Bush criticised the Democrats for delay in passing the supplemental Iraq war bill.

world Updated: Apr 11, 2007 11:43 IST

Criticising the Democrats for the delay in passing the supplemental war bill on Iraq, President George W Bush has warned that the US might have to look for other options to continue operations in the Asian country if Capitol Hill did not come up with a "clean" legislation.

"When it comes to funding our troops, we have no time to waste. So I'm inviting Congressional leaders from both parties to meet me at the White House next week.

"We can discuss the way forward on a bill that is clean, that funds our troops without artificial timetables for withdrawal without handcuffing our generals on the ground. I'm hopeful we'll see some results soon from the Congress," Bush said during a speech on the Iraq Supplemental at Faifax, Virginia on Tuesday.

"I know we have our differences over the best course in Iraq. These differences should not prevent us from getting our troops the funding they need without withdrawal.

Continuing his criticism of the Democrats, Bush said, "Democratic leaders in Congress are bent on using a bill that funds our troops to make a political statement about the war.

They need to do it quickly and get it to my desk so I can veto it. And then Congress can get down to the business of funding our troops without strings and without further delay".

"It is irresponsible for the Democratic leadership in Congress to delay for months while our troops in combat are waiting for the funds they need to succeed," Bush said.

"In the coming days, our military leaders will notify Congress that they will be forced to transfer $1.6 billion from other military accounts to cover the shortfall caused by their failure to fund our troops in the field.

That means our military will have to take money from personnel accounts so they can continue to fund US Army operations in Iraq and elsewhere," he said.

This $1.6 billion in transfers comes on top of another $1.7 billion in transfers that US military leaders notified Congress about last month, Bush said.

"If Congress fails to pass a bill I can sign by mid-May, the problems grow even more acute," he said.

"The bottom line is this: Congress' failure to fund our troops will mean that some of our military families could wait longer for their loved ones to return from the front lines.

Others could see their loved ones headed back to war sooner than anticipated."

"This is unacceptable to me, to our veterans, to our military families, and it's unacceptable to many in this country," the President said.

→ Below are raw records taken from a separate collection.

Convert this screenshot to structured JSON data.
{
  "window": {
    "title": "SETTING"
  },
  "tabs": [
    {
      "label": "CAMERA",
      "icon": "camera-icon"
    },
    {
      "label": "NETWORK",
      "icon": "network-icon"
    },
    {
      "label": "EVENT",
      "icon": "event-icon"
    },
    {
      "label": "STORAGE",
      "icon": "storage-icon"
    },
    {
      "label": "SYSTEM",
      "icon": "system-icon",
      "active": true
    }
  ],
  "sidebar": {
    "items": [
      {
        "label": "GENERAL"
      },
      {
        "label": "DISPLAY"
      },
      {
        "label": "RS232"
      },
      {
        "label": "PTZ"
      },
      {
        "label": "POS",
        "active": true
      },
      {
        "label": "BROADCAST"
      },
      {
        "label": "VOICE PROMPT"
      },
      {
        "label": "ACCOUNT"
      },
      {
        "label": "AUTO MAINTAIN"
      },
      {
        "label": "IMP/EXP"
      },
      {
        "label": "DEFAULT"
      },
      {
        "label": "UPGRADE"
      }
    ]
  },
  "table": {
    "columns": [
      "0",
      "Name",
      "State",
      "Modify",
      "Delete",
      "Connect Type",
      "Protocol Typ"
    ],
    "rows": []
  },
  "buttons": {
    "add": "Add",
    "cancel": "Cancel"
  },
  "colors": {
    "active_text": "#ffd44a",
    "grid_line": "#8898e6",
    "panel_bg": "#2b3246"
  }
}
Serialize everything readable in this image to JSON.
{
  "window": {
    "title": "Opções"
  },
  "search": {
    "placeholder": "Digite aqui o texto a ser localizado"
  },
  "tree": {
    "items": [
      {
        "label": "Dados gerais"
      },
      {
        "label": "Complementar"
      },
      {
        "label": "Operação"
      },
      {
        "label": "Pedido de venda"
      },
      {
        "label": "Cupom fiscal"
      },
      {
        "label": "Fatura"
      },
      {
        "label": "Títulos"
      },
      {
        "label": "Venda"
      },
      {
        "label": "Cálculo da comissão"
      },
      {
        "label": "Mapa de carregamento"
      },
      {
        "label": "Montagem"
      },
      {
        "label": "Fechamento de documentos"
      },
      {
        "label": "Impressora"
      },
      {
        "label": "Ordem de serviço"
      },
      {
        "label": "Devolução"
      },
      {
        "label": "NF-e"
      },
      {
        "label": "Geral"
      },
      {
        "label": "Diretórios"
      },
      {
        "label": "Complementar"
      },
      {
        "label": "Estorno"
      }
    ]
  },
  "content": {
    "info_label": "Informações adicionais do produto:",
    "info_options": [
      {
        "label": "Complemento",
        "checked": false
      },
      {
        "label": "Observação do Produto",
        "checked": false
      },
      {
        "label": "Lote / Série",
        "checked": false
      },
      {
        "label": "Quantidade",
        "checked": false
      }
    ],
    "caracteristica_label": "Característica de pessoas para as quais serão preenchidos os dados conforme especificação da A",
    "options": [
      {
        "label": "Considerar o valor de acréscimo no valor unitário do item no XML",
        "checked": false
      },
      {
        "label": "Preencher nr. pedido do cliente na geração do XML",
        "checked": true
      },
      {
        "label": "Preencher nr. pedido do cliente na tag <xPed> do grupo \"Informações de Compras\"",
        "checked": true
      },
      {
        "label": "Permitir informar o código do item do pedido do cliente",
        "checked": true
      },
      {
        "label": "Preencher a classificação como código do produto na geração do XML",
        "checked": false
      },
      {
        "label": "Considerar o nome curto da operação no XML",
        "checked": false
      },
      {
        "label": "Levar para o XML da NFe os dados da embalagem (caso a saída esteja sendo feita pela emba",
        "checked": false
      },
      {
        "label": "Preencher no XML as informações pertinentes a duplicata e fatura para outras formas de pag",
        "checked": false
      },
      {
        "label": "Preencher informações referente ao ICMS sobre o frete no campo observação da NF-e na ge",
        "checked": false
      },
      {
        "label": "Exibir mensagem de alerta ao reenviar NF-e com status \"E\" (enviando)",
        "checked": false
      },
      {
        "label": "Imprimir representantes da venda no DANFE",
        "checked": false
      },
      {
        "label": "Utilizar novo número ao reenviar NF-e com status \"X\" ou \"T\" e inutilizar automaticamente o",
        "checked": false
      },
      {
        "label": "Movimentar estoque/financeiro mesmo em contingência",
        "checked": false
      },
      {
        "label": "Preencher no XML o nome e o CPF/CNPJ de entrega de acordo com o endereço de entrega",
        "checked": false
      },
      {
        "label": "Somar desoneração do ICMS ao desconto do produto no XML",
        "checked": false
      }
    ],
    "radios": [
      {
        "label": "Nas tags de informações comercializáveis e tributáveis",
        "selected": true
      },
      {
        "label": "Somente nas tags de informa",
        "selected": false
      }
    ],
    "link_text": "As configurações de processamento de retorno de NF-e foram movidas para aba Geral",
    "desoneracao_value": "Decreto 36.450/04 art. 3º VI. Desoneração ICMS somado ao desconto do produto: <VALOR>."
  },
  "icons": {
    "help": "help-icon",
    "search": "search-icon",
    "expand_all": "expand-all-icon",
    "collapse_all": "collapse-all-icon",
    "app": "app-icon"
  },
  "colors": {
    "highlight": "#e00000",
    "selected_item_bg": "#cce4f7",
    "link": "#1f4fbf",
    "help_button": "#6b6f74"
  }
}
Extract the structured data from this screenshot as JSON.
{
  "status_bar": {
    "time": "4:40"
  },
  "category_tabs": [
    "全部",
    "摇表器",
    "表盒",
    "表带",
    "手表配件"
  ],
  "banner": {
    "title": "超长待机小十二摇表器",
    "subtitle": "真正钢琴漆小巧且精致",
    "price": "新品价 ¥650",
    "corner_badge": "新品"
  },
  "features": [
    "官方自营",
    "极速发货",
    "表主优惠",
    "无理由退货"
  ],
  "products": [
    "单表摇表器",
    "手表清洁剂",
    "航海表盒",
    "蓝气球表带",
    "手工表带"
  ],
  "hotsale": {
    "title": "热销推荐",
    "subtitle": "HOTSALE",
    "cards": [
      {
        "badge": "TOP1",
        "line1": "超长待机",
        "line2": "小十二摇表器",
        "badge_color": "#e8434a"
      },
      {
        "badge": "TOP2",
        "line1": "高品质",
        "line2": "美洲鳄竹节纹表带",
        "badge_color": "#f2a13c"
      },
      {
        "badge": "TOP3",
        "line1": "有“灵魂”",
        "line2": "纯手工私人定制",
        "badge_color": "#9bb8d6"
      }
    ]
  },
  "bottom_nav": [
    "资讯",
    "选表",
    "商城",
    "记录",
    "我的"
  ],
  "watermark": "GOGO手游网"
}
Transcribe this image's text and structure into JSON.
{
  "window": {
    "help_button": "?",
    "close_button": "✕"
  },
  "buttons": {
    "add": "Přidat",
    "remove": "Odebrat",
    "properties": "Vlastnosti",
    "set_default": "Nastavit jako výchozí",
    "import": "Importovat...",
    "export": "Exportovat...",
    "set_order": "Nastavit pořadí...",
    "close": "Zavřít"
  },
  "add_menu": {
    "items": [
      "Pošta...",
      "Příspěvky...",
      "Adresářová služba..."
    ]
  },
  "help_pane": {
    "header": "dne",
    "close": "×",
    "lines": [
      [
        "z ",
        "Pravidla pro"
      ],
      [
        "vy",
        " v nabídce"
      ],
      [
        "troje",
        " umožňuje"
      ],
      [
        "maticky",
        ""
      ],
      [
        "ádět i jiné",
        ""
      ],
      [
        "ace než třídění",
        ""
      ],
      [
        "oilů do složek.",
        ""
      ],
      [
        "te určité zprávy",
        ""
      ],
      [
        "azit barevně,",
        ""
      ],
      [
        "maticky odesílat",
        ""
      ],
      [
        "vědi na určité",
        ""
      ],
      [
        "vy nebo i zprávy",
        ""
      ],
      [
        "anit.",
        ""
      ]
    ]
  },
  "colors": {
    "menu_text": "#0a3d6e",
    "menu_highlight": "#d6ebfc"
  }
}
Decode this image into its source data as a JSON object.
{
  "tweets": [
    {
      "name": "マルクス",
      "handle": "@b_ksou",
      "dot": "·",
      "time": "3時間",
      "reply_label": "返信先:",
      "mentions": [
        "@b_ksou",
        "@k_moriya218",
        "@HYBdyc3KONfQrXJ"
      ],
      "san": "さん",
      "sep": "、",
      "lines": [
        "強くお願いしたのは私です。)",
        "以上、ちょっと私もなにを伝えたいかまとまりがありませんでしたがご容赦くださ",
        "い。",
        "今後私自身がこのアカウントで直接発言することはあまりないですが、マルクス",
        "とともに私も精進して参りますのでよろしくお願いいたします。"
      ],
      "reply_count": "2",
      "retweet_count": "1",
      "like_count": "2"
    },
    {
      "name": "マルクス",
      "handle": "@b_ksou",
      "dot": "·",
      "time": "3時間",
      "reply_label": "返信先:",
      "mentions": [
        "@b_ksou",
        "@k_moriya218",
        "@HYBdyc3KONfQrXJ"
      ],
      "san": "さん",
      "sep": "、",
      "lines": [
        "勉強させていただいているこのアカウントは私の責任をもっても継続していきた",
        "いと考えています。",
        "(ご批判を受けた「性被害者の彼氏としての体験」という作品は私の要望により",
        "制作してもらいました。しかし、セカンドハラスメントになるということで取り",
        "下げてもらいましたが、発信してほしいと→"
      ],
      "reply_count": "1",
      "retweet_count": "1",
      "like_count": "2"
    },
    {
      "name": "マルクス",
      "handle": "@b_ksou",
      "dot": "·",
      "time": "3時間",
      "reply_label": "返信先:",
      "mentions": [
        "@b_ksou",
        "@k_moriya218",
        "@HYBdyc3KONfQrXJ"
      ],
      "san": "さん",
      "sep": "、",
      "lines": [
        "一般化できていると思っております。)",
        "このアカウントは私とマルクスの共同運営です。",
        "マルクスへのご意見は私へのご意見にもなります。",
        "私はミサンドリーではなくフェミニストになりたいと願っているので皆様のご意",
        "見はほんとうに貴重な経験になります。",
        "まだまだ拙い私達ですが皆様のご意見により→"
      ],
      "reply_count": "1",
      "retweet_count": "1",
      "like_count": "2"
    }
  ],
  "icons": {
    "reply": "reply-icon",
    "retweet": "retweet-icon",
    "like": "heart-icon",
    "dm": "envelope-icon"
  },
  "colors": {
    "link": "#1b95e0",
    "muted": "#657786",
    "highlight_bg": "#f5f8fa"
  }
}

Elaborating Bush's stand further, White House Spokeswoman Dana Perino said, "The President will not accept a timetable for withdrawal.

He will not accept micromanagement from Capitol Hill on his generals".